However, the particularities of the challenge and the mechanisms of the image processing library (e.g. overflow handling) allow us to get away with this optimisation. Even the 2D kernel would not work without these assumptions.

auto kernel = vips::VImage::new_matrix(corridor_width + 2, 1);
kernel.draw_rect({255}, 0, 0, kernel.width(), kernel.height());
auto convolved = inverted.convsep(kernel);
Result of convolving maze with red and blue walls showing a magenta path in between the two sections

To illustrate what happened, have a look at this image of another maze with the kernel boxes drawn in.

The inverted red and blue maze with markers highlighting the effect of the kernel in a few cases
Note how the only case where both red and blue contribute to the resulting pixel colour is when the kernel is centred in the corridor. This example was generated with an earlier version of the program which also required special case handling of the beginning and end.

With all irrelevant paths fully filled up and the one correct path defined by the overlap between the red and blue pixels, we can get the path by multiplying those two channels.

auto intersection = convolved[0] * convolved[2];
A black and white image showing the intersection of the two convolved halves of the maze

Final composite

Now all that remains is to colour the path cyan (i.e. "un-red")...

auto cyan_path = extracted.linear({0, 255, 255}, 0);
The solution to the maze coloured in cyan on a black background

...and to subtract this image from the original input to get the final solution.

// subtract cyan path from the white corridor pixels to get a red trace
auto solved = input - cyan_path;
The original maze with the solution superimposed in red

Credit where it is due

The original challenge required the input to be taken in the form of a HTTP request and the result to be returned as a response. There was also a load-testing part to it.

The whole solution was devised together with my colleague Philipp who did the heavy lifting of making the HTTP Server withstand a deluge of requests while I ironed out the image processing. In the end we met in the middle where we both had to figure out how to stitch a C program with a non-trivial dependency (Vips) together with a Rust program.
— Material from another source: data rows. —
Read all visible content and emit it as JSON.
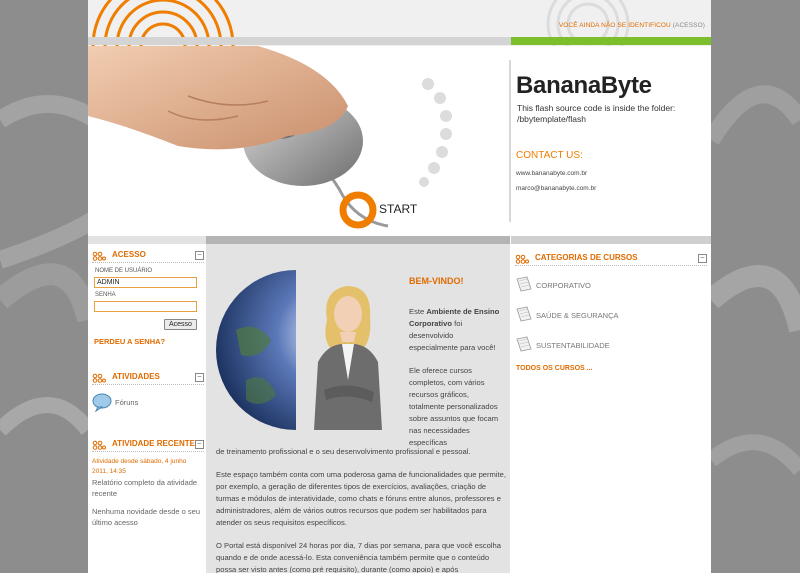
{
  "header": {
    "login_status_text": "VOCÊ AINDA NÃO SE IDENTIFICOU",
    "login_link": "(ACESSO)"
  },
  "banner": {
    "brand": "BananaByte",
    "note_line1": "This flash source code is inside the folder:",
    "note_line2": "/bbytemplate/flash",
    "contact_title": "CONTACT US:",
    "contact_site": "www.bananabyte.com.br",
    "contact_email": "marco@bananabyte.com.br",
    "start_label": "START"
  },
  "access_block": {
    "title": "ACESSO",
    "username_label": "NOME DE USUÁRIO",
    "username_value": "ADMIN",
    "password_label": "SENHA",
    "password_value": "",
    "submit_label": "Acesso",
    "forgot_link": "PERDEU A SENHA?"
  },
  "activities_block": {
    "title": "ATIVIDADES",
    "forums_label": "Fóruns"
  },
  "recent_block": {
    "title": "ATIVIDADE RECENTE",
    "since_text": "Atividade desde sábado, 4 junho 2011, 14:35",
    "full_report_link": "Relatório completo da atividade recente",
    "no_news": "Nenhuma novidade desde o seu último acesso"
  },
  "welcome": {
    "title": "BEM-VINDO!",
    "p1_prefix": "Este ",
    "p1_bold": "Ambiente de Ensino Corporativo",
    "p1_suffix": " foi desenvolvido especialmente para você!",
    "p2_col": "Ele oferece cursos completos, com vários recursos gráficos, totalmente personalizados sobre assuntos que focam nas necessidades específicas",
    "p2_full": "de treinamento profissional e o seu desenvolvimento profissional e pessoal.",
    "p3": "Este espaço também conta com uma poderosa gama de funcionalidades que permite, por exemplo, a geração de diferentes tipos de exercícios, avaliações, criação de turmas e módulos de interatividade, como chats e fóruns entre alunos, professores e administradores, além de vários outros recursos que podem ser habilitados para atender os seus requisitos específicos.",
    "p4": "O Portal está disponível 24 horas por dia, 7 dias por semana, para que você escolha quando e de onde acessá-lo. Esta conveniência também permite que o conteúdo possa ser visto antes (como pré requisito), durante (como apoio) e após"
  },
  "categories_block": {
    "title": "CATEGORIAS DE CURSOS",
    "items": [
      "CORPORATIVO",
      "SAÚDE & SEGURANÇA",
      "SUSTENTABILIDADE"
    ],
    "all_courses": "TODOS OS CURSOS ..."
  },
  "colors": {
    "accent": "#e06b00",
    "green_bar": "#7bbf2a",
    "page_bg": "#8d8d8d",
    "center_bg": "#e3e3e3"
  },
  "icons": [
    "fingerprint-logo-icon",
    "mouse-hand-icon",
    "start-ring-icon",
    "globe-icon",
    "woman-photo-icon",
    "block-dots-icon",
    "collapse-icon",
    "forum-bubble-icon",
    "document-icon"
  ]
}
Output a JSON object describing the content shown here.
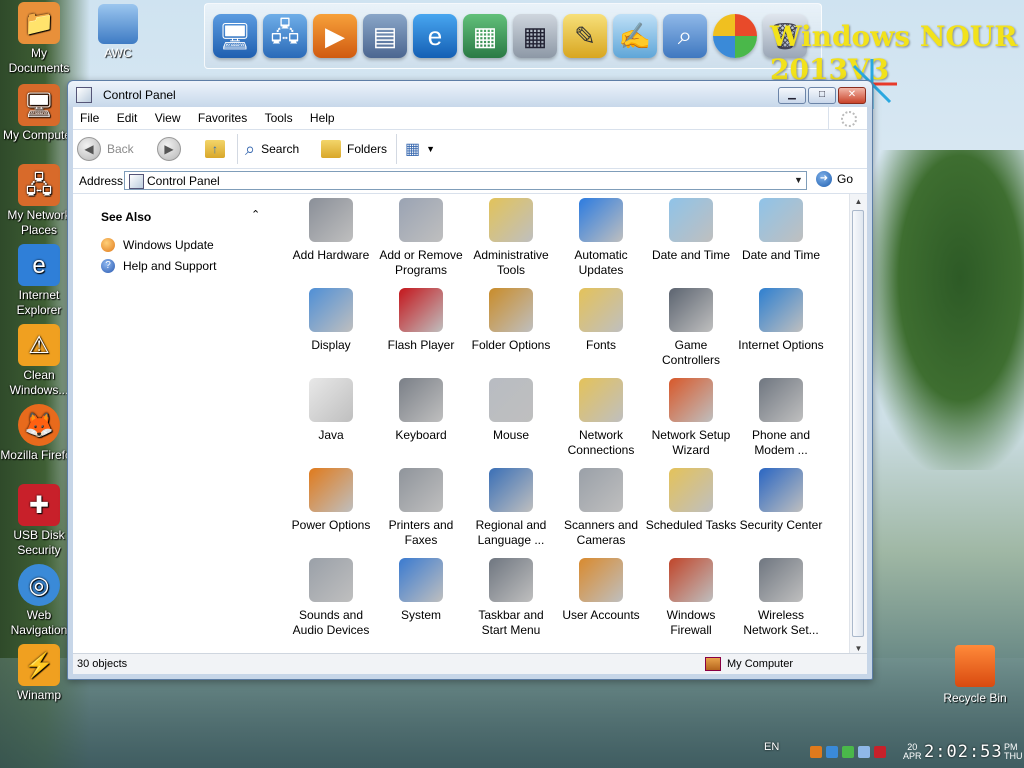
{
  "window": {
    "title": "Control Panel",
    "menu": [
      "File",
      "Edit",
      "View",
      "Favorites",
      "Tools",
      "Help"
    ],
    "toolbar": {
      "back": "Back",
      "search": "Search",
      "folders": "Folders"
    },
    "address": {
      "label": "Address",
      "value": "Control Panel",
      "go": "Go"
    },
    "see_also": {
      "header": "See Also",
      "links": [
        "Windows Update",
        "Help and Support"
      ]
    },
    "items": [
      {
        "label": "Add Hardware",
        "icon": "hardware-icon",
        "color": "#8a8f98"
      },
      {
        "label": "Add or Remove Programs",
        "icon": "programs-icon",
        "color": "#9aa3b3"
      },
      {
        "label": "Administrative Tools",
        "icon": "admin-tools-icon",
        "color": "#e2c35a"
      },
      {
        "label": "Automatic Updates",
        "icon": "windows-logo-icon",
        "color": "#2c7be0"
      },
      {
        "label": "Date and Time",
        "icon": "calendar-clock-icon",
        "color": "#8fc3e8"
      },
      {
        "label": "Date and Time",
        "icon": "calendar-clock-icon",
        "color": "#8fc3e8"
      },
      {
        "label": "Display",
        "icon": "display-icon",
        "color": "#4f8fd6"
      },
      {
        "label": "Flash Player",
        "icon": "flash-icon",
        "color": "#c4161c"
      },
      {
        "label": "Folder Options",
        "icon": "folder-options-icon",
        "color": "#c98c2a"
      },
      {
        "label": "Fonts",
        "icon": "fonts-icon",
        "color": "#e4c25a"
      },
      {
        "label": "Game Controllers",
        "icon": "gamepad-icon",
        "color": "#5c6470"
      },
      {
        "label": "Internet Options",
        "icon": "globe-icon",
        "color": "#2e7fd0"
      },
      {
        "label": "Java",
        "icon": "java-icon",
        "color": "#e8e8e8"
      },
      {
        "label": "Keyboard",
        "icon": "keyboard-icon",
        "color": "#7a7f87"
      },
      {
        "label": "Mouse",
        "icon": "mouse-icon",
        "color": "#b8bcc2"
      },
      {
        "label": "Network Connections",
        "icon": "network-icon",
        "color": "#e4c25a"
      },
      {
        "label": "Network Setup Wizard",
        "icon": "network-setup-icon",
        "color": "#d8582a"
      },
      {
        "label": "Phone and Modem ...",
        "icon": "phone-icon",
        "color": "#6f7680"
      },
      {
        "label": "Power Options",
        "icon": "power-icon",
        "color": "#e07a1c"
      },
      {
        "label": "Printers and Faxes",
        "icon": "printer-icon",
        "color": "#8f949b"
      },
      {
        "label": "Regional and Language ...",
        "icon": "regional-icon",
        "color": "#3a6fb6"
      },
      {
        "label": "Scanners and Cameras",
        "icon": "scanner-icon",
        "color": "#9aa0a8"
      },
      {
        "label": "Scheduled Tasks",
        "icon": "scheduled-tasks-icon",
        "color": "#e4c25a"
      },
      {
        "label": "Security Center",
        "icon": "shield-icon",
        "color": "#2a66c2"
      },
      {
        "label": "Sounds and Audio Devices",
        "icon": "speaker-icon",
        "color": "#9aa0a8"
      },
      {
        "label": "System",
        "icon": "system-icon",
        "color": "#3a7ad0"
      },
      {
        "label": "Taskbar and Start Menu",
        "icon": "taskbar-icon",
        "color": "#6f7680"
      },
      {
        "label": "User Accounts",
        "icon": "users-icon",
        "color": "#d98a2e"
      },
      {
        "label": "Windows Firewall",
        "icon": "firewall-icon",
        "color": "#c0452a"
      },
      {
        "label": "Wireless Network Set...",
        "icon": "wireless-icon",
        "color": "#6f7680"
      }
    ],
    "status": {
      "count": "30 objects",
      "zone": "My Computer"
    }
  },
  "desktop": {
    "watermark": "Windows NOUR 2013V3",
    "awc": "AWC",
    "icons": [
      {
        "label": "My Documents",
        "color": "#e8903a"
      },
      {
        "label": "My Computer",
        "color": "#d86a2a"
      },
      {
        "label": "My Network Places",
        "color": "#d86a2a"
      },
      {
        "label": "Internet Explorer",
        "color": "#2f7fd8"
      },
      {
        "label": "Clean Windows...",
        "color": "#f0a020"
      },
      {
        "label": "Mozilla Firefox",
        "color": "#e86a1c"
      },
      {
        "label": "USB Disk Security",
        "color": "#c8202a"
      },
      {
        "label": "Web Navigation",
        "color": "#3a8ad8"
      },
      {
        "label": "Winamp",
        "color": "#f0a020"
      }
    ],
    "recycle": "Recycle Bin"
  },
  "tray": {
    "lang": "EN",
    "date_day": "20",
    "date_month": "APR",
    "time": "2:02:53",
    "weekday_top": "PM",
    "weekday_bottom": "THU"
  }
}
As mentioned in the beginning, the authors of the challenge were Jens and Martin who generated the input mazes, created a validation program as well as a load testing routine for the server and did a lovely job moderating the day.